Entries from a dataset of interfaces
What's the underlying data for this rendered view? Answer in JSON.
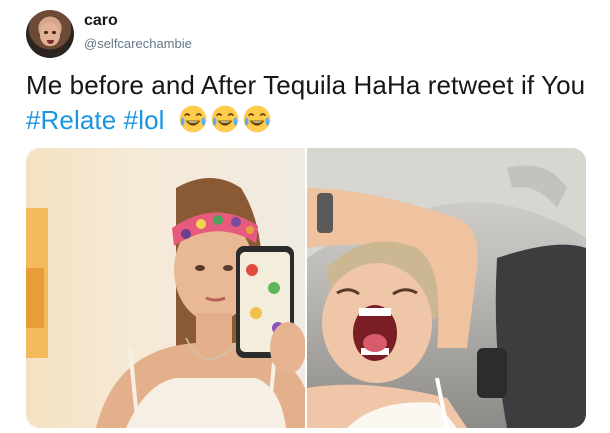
{
  "tweet": {
    "author": {
      "name": "caro",
      "handle": "@selfcarechambie"
    },
    "text": {
      "plain": "Me before and After Tequila HaHa retweet if You",
      "hashtags": [
        "#Relate",
        "#lol"
      ],
      "emoji": [
        "face-with-tears-of-joy",
        "face-with-tears-of-joy",
        "face-with-tears-of-joy"
      ]
    },
    "media": [
      {
        "name": "photo-before",
        "description_icon": "photo"
      },
      {
        "name": "photo-after",
        "description_icon": "photo"
      }
    ]
  },
  "colors": {
    "text": "#14171a",
    "secondary": "#657786",
    "link": "#1b95e0"
  }
}
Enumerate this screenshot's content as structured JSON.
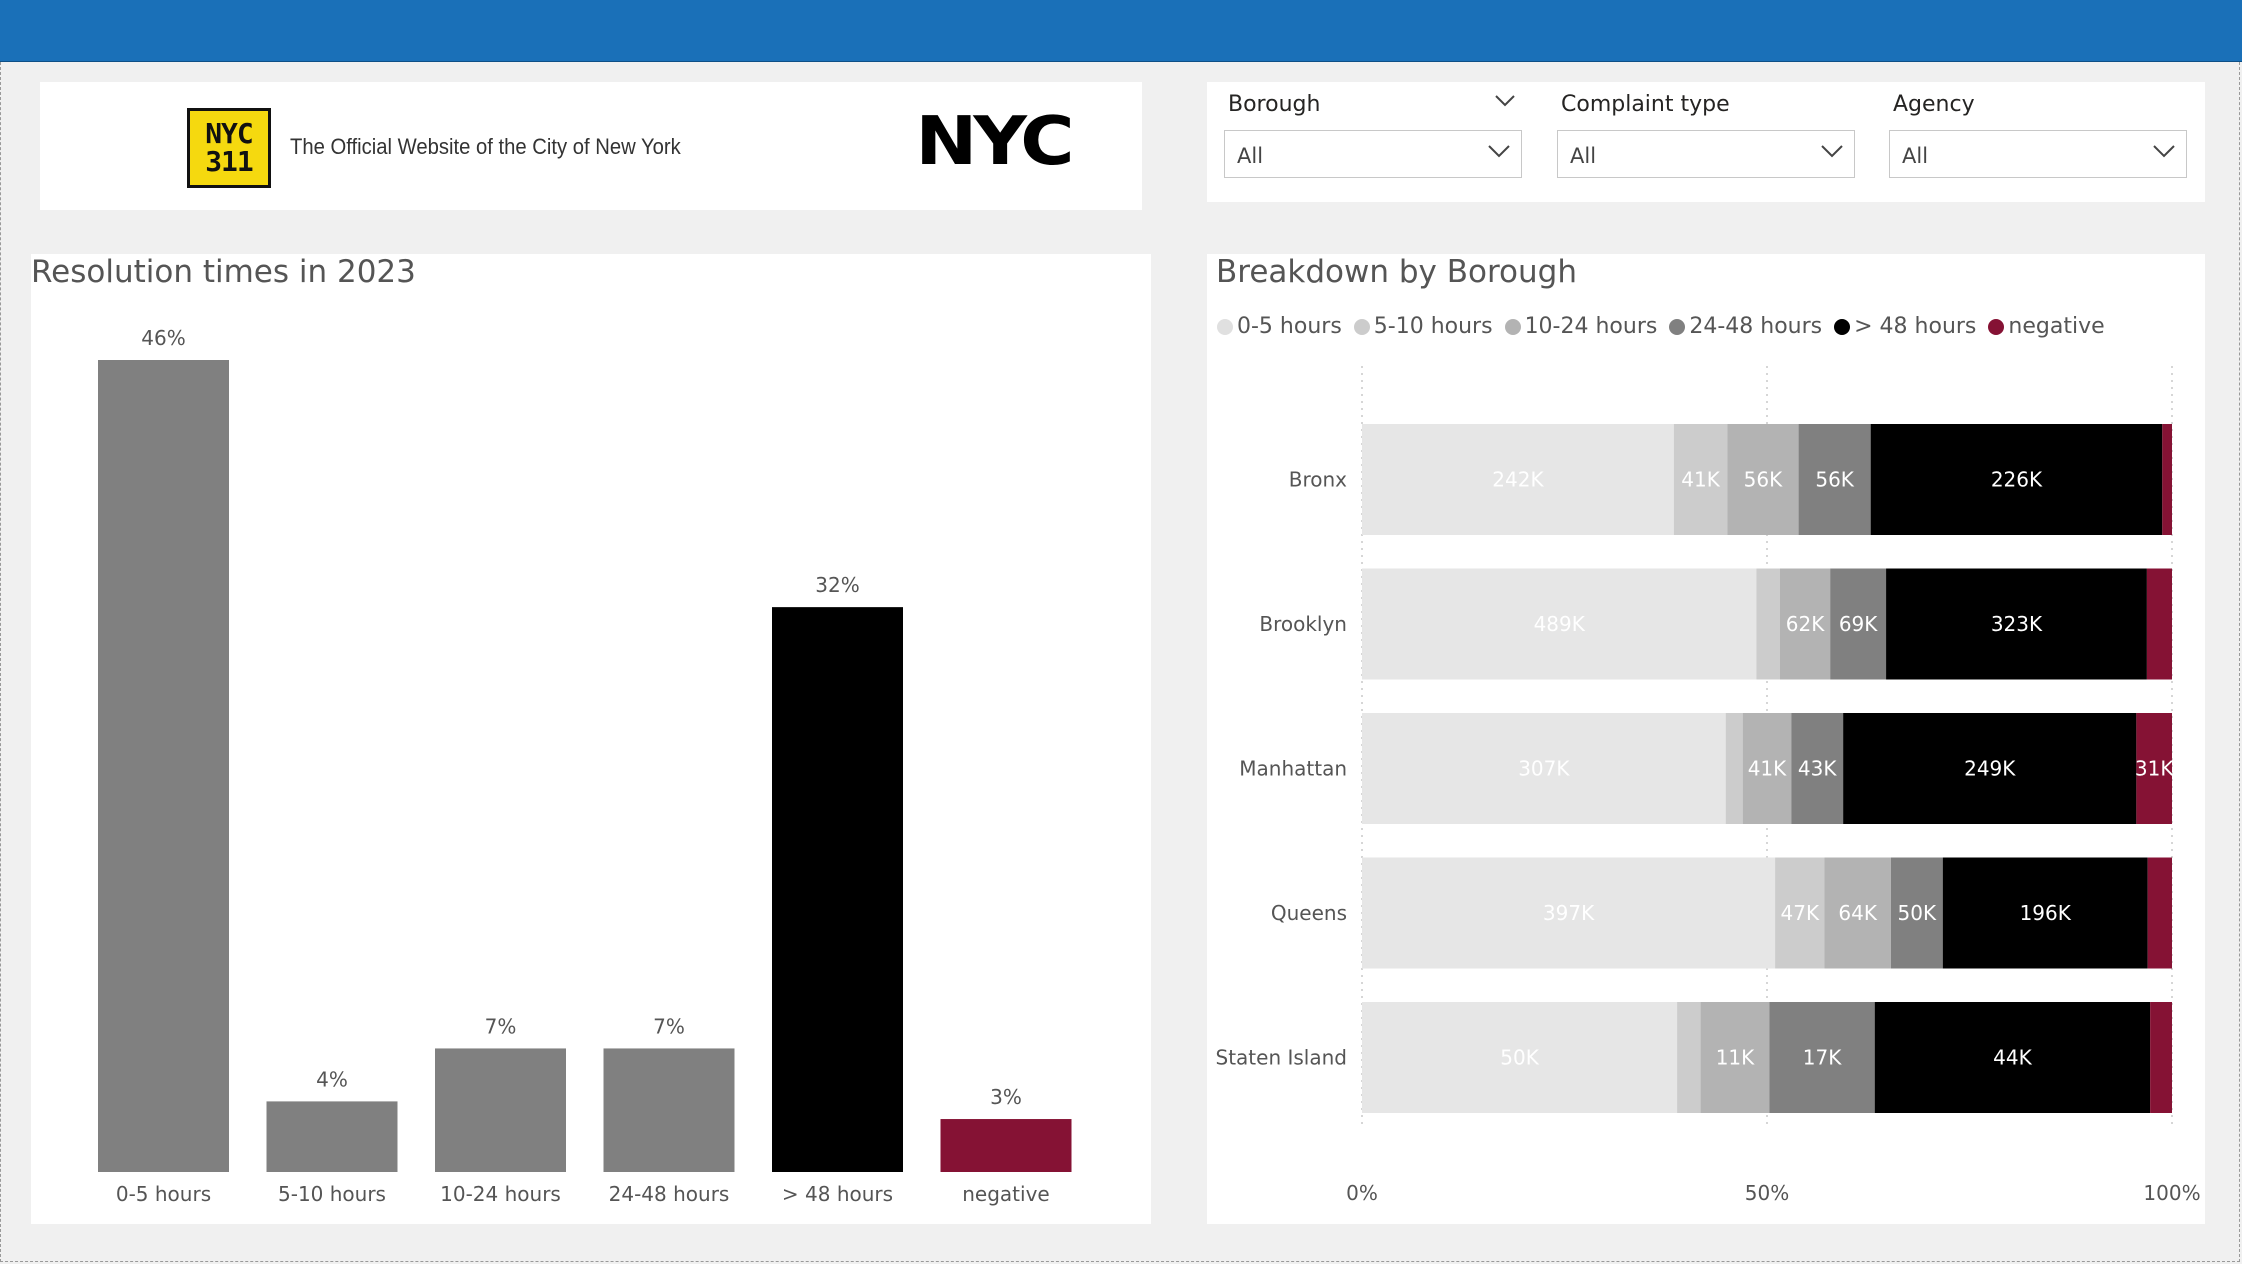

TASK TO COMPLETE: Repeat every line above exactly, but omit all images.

EXPECTED ANSWER:
What's the underlying data for this rendered view? Answer in JSON.
{
  "tweet": {
    "author": {
      "name": "caro",
      "handle": "@selfcarechambie"
    },
    "text": {
      "plain": "Me before and After Tequila HaHa retweet if You",
      "hashtags": [
        "#Relate",
        "#lol"
      ],
      "emoji": [
        "face-with-tears-of-joy",
        "face-with-tears-of-joy",
        "face-with-tears-of-joy"
      ]
    },
    "media": [
      {
        "name": "photo-before",
        "description_icon": "photo"
      },
      {
        "name": "photo-after",
        "description_icon": "photo"
      }
    ]
  },
  "colors": {
    "text": "#14171a",
    "secondary": "#657786",
    "link": "#1b95e0"
  }
}
Enumerate this screenshot's content as structured JSON.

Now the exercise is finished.